# [ASSIGNMENT]
Each line below with the word "정규영수증" needs to be copied.

-----

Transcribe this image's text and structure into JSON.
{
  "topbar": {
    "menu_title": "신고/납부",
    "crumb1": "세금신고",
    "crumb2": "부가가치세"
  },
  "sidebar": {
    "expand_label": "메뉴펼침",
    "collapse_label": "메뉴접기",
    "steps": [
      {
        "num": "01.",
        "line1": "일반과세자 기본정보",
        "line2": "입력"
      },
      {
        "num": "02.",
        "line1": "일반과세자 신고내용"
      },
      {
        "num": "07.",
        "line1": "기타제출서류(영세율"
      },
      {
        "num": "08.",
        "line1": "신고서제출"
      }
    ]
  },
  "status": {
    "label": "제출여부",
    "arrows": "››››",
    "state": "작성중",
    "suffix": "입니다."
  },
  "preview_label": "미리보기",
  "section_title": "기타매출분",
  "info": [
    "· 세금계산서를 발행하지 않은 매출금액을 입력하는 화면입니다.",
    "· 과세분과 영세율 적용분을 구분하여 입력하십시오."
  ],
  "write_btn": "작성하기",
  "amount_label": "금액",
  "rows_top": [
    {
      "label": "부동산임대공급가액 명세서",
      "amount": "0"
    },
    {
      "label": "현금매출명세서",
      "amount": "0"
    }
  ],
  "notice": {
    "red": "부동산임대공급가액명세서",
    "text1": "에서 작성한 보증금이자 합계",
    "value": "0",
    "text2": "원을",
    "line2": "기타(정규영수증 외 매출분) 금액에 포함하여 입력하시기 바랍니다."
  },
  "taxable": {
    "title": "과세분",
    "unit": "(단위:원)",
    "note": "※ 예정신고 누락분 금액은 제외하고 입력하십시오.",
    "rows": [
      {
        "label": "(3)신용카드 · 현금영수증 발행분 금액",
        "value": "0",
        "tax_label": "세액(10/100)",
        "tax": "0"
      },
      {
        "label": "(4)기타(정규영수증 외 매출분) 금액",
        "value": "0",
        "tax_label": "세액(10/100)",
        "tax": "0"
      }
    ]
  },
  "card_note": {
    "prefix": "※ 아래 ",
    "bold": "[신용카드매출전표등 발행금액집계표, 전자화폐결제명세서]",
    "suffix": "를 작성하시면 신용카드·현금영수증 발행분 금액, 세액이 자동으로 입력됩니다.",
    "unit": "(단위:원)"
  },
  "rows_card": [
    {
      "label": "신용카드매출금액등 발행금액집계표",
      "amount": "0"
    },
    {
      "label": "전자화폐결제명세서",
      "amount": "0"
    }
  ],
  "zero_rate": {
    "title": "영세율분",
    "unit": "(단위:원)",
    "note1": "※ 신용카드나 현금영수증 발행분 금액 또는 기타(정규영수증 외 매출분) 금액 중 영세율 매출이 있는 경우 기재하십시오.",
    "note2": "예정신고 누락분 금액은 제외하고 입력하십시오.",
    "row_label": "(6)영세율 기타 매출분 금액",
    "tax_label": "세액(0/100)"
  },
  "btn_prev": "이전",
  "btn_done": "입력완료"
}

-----

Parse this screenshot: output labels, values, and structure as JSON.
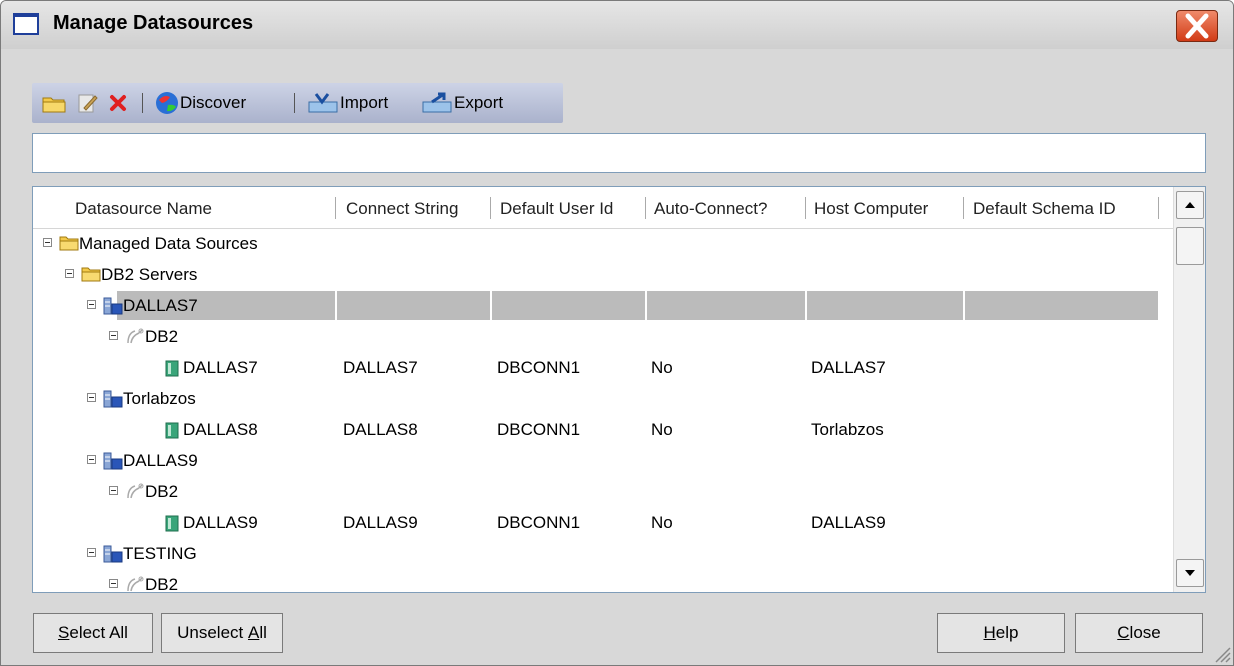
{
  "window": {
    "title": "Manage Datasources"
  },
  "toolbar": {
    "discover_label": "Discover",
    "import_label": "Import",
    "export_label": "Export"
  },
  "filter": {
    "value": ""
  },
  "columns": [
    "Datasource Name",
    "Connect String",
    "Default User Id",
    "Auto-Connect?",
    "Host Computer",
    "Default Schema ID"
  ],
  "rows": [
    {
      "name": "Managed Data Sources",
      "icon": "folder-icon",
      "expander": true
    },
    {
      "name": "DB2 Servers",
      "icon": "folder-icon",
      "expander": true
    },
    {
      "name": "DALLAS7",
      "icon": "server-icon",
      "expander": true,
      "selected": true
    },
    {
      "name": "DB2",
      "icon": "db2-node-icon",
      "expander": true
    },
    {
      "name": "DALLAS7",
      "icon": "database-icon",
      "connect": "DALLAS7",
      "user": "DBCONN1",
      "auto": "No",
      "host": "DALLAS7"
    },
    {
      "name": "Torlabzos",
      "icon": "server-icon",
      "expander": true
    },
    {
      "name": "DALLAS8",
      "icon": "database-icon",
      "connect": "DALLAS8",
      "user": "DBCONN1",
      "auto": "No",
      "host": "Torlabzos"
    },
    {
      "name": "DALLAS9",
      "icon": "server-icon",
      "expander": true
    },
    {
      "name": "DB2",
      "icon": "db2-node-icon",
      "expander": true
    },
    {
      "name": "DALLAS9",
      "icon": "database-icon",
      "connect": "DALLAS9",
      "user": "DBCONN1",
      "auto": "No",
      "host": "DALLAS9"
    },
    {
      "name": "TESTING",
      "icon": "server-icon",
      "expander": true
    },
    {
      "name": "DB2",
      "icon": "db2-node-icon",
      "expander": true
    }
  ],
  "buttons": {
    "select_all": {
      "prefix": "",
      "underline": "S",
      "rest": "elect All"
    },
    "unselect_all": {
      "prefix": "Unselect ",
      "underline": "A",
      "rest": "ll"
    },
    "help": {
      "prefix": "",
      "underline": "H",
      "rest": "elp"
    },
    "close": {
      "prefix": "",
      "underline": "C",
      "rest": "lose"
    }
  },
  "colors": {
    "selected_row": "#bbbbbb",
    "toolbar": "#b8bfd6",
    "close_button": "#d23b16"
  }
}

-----

# [RESPONSE BOX]
    "line2": "기타(정규영수증 외 매출분) 금액에 포함하여 입력하시기 바랍니다."
        "label": "(4)기타(정규영수증 외 매출분) 금액",
    "note1": "※ 신용카드나 현금영수증 발행분 금액 또는 기타(정규영수증 외 매출분) 금액 중 영세율 매출이 있는 경우 기재하십시오.",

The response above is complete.